And Bill, a pathological liar capable of sympathy only for himself, has long encouraged others to lie for him, no matter the devastation — especially disgusting when you consider that these women believed Bill’s other lie, that he was in love with them.
As Gennifer Flowers, Bill’s mistress of 12 years whose existence threatened his 1992 presidential campaign, wrote in her 1995 memoir “Passion and Betrayal”: “I took Bill at his word when he said all I had to do was deny, deny, deny — no one could prove anything.”
Then he and Hillary went on “60 Minutes” where, Flowers wrote, Bill “denied having an affair with me and accused me of fabricating the story for profit.”
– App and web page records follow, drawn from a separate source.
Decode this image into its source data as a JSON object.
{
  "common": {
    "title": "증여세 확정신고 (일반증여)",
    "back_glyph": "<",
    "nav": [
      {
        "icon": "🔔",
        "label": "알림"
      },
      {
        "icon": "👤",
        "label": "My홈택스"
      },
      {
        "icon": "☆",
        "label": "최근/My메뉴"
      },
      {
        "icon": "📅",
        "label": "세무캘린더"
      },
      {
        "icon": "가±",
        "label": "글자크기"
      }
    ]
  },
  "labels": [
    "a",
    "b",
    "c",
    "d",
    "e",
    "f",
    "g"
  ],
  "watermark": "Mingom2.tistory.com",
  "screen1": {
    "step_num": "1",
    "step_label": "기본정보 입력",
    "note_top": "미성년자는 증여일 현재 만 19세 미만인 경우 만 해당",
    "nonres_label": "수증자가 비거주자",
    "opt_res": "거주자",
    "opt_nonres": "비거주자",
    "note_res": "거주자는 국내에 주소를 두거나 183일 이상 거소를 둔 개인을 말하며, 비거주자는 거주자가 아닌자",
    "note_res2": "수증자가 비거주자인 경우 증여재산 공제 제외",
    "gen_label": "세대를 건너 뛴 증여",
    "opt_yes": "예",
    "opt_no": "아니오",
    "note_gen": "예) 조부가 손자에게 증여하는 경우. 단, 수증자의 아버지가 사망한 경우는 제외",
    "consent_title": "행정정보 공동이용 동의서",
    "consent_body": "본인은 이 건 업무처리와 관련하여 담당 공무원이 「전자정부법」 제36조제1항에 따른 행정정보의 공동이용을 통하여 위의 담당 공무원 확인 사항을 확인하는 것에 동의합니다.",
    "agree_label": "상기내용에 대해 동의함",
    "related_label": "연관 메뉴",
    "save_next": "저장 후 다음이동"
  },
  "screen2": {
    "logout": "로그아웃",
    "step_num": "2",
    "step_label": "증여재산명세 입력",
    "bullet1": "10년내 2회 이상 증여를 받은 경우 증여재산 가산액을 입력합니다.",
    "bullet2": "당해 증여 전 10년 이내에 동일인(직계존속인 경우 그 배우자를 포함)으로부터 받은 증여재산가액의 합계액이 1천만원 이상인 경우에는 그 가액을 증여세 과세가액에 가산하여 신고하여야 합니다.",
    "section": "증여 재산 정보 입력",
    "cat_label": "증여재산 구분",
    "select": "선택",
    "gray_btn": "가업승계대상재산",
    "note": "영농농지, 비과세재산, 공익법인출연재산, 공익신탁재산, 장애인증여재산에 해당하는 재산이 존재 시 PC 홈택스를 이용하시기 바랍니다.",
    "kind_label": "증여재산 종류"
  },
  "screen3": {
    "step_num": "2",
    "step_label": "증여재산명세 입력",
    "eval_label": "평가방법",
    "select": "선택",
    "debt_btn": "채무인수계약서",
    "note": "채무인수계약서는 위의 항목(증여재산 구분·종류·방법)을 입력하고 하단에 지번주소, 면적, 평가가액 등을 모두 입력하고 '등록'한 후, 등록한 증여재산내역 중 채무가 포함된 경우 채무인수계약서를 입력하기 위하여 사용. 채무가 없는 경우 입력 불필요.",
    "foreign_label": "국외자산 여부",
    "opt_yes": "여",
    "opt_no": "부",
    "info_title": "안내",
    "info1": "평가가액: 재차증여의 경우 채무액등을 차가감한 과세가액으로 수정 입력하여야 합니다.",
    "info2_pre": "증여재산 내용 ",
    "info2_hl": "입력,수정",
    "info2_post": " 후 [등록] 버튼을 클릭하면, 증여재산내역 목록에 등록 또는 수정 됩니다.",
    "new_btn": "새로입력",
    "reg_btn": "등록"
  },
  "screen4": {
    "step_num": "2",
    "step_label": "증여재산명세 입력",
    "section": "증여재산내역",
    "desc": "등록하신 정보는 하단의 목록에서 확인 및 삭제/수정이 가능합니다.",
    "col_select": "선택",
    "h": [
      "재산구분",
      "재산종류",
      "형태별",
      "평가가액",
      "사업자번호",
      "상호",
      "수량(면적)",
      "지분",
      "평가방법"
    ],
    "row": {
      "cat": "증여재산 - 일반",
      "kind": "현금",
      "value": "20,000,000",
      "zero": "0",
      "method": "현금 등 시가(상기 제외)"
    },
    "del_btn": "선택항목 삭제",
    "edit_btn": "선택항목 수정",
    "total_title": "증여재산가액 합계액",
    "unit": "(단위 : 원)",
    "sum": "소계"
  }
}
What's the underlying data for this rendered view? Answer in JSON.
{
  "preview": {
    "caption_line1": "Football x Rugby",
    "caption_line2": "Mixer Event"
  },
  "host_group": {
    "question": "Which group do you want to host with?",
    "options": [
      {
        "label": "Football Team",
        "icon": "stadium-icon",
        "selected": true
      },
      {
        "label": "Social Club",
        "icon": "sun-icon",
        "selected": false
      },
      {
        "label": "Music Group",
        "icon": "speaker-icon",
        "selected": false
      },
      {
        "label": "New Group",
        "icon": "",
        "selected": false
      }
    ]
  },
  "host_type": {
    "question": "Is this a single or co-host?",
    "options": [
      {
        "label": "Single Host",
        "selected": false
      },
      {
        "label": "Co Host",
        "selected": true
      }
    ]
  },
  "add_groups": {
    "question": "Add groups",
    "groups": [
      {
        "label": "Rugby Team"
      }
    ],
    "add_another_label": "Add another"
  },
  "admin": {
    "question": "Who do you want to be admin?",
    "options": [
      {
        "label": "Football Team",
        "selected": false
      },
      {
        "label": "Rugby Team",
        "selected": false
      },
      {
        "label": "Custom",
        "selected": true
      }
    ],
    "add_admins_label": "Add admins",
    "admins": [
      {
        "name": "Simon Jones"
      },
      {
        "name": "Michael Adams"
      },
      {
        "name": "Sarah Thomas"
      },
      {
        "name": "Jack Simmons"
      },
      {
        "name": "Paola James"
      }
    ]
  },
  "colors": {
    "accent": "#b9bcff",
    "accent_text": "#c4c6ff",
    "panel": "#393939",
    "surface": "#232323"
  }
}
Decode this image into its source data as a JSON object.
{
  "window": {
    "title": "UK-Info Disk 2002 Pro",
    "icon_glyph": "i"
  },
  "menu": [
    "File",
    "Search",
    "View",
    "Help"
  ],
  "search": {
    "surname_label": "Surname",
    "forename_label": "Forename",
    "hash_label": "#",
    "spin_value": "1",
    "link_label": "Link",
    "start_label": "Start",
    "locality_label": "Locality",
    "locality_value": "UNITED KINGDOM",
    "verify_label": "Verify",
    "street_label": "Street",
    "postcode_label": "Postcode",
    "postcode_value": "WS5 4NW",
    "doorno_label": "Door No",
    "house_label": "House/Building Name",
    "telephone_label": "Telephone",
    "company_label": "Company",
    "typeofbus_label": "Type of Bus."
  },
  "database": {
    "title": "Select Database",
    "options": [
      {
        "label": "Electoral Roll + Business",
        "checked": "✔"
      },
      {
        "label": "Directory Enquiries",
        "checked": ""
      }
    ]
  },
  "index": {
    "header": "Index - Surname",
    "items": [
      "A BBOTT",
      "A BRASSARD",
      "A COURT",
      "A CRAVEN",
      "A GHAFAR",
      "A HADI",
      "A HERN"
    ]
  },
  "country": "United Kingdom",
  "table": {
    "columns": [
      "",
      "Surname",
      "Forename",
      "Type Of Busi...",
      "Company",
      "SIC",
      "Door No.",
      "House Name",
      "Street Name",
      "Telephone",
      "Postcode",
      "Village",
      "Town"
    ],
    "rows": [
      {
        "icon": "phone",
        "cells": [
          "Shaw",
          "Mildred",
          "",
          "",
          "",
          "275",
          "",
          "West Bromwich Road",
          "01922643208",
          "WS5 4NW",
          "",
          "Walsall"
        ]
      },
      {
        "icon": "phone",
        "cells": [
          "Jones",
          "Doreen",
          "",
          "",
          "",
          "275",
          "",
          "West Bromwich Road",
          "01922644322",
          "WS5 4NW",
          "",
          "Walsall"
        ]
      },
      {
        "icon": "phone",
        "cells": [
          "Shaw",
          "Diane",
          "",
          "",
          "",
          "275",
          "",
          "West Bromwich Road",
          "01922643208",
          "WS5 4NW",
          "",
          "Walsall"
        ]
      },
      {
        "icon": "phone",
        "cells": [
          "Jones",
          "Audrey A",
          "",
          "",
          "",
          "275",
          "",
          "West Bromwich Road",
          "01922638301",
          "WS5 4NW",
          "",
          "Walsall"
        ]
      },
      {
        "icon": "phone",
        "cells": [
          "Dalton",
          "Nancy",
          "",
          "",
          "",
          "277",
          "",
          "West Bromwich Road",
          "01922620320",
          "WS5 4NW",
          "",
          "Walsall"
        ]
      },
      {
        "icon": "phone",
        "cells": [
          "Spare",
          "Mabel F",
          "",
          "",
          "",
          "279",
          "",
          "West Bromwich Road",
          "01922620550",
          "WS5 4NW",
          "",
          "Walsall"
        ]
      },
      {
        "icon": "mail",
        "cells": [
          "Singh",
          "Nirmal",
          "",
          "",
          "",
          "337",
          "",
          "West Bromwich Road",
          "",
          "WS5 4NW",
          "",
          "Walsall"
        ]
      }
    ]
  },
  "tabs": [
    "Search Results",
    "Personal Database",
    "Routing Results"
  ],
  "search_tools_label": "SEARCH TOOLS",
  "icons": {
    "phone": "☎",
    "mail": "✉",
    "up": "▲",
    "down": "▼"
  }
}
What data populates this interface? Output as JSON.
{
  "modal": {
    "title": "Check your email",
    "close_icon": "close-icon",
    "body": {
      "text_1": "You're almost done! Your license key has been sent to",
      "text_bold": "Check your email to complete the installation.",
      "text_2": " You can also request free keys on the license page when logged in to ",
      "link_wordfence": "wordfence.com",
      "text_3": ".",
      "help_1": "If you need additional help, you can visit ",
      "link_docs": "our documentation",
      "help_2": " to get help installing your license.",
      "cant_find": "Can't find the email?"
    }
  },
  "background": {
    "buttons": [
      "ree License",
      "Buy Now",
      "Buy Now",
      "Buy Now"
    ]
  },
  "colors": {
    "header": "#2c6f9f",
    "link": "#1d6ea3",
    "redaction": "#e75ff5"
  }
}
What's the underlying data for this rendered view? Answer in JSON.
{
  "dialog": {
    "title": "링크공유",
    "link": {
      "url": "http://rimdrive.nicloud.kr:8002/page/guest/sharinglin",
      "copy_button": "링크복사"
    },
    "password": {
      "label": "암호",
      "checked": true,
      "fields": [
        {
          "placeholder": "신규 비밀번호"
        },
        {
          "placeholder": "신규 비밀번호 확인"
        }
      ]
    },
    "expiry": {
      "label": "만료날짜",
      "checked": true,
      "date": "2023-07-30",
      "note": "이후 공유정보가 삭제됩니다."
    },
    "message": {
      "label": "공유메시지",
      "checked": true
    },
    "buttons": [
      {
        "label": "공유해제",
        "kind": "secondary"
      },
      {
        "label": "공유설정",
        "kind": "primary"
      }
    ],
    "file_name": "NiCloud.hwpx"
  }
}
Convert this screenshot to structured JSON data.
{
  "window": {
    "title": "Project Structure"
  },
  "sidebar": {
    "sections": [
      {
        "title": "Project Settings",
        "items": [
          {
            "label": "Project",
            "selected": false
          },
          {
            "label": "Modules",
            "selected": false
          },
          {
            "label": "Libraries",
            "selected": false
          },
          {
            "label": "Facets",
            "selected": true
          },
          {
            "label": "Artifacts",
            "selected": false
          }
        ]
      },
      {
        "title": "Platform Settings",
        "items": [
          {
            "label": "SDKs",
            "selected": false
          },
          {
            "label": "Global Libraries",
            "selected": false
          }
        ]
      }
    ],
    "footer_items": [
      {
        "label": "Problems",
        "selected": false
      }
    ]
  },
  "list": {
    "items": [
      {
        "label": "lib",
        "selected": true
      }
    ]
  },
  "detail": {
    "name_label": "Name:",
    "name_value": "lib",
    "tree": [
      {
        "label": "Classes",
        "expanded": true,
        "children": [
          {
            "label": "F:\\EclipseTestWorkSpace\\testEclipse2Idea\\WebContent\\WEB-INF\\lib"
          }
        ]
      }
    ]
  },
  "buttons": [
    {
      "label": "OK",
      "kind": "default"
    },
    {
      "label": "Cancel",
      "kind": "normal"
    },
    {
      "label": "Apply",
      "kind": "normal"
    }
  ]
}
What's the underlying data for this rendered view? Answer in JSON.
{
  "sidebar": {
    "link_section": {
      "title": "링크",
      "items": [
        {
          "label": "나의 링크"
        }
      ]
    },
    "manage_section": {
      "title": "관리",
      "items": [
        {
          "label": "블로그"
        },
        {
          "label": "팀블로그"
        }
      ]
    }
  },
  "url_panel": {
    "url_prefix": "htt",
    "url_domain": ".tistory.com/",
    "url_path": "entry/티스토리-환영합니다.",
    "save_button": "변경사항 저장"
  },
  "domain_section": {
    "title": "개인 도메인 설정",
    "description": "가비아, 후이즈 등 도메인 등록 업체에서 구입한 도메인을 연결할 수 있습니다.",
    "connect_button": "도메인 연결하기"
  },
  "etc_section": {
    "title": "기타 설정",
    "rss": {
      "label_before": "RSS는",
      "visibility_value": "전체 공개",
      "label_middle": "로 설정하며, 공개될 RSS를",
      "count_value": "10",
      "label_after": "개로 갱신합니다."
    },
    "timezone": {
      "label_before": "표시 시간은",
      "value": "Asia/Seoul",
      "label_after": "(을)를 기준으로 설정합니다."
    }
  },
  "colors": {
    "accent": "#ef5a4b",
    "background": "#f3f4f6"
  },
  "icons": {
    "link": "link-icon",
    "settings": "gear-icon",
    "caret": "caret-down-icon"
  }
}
So Flowers brought out the receipts — recordings she had made of conversations with Bill, ones made without his knowledge.
Finally, while being deposed in another sexual harassment case in 1998, Clinton admitted to having sex with Flowers. Only once, he swore.
In the 2018 A&E documentary “The Clinton Affair,” Lewinsky said that Bill told her to lie under oath.
This was a young girl threatened with 27 years in prison by federal prosecutors if she committed perjury. At her lowest point, Lewinsky was suicidal. Yet for a long time, she believed Bill would protect her.
Wonder where she got that idea?
And, of course, never forget Juanita Broaddrick, who has spent decades credibly claiming that Bill Clinton raped her in an Arkansas hotel room in 1978. Her account has never wavered.
Told that then-governor Clinton wanted to meet with her privately, Broaddrick went up to his room where:
“He forces me down on the bed. And I was just very frightened … I was even to the point where I was getting very noisy, you know, yelling to — you know — to please stop. But that’s when he would press down on my right shoulder and bite my lip.”
As Christopher Hitchens wrote in his 1999 polemic “No One Left to Lie To: The Triangulations of William Jefferson Clinton,” Broaddrick was seen right after, pantyhose torn and lip swollen, by her friend Norma Kelsey. Broaddrick disclosed to five people in the immediate aftermath, including her future husband.
Pre-#MeToo, most of the mainstream media ignored Broaddrick’s claims. Women, left-leaning feminists included, wrote her off as a liar, a stalker, a nut and a slut.
Source: Read Full Article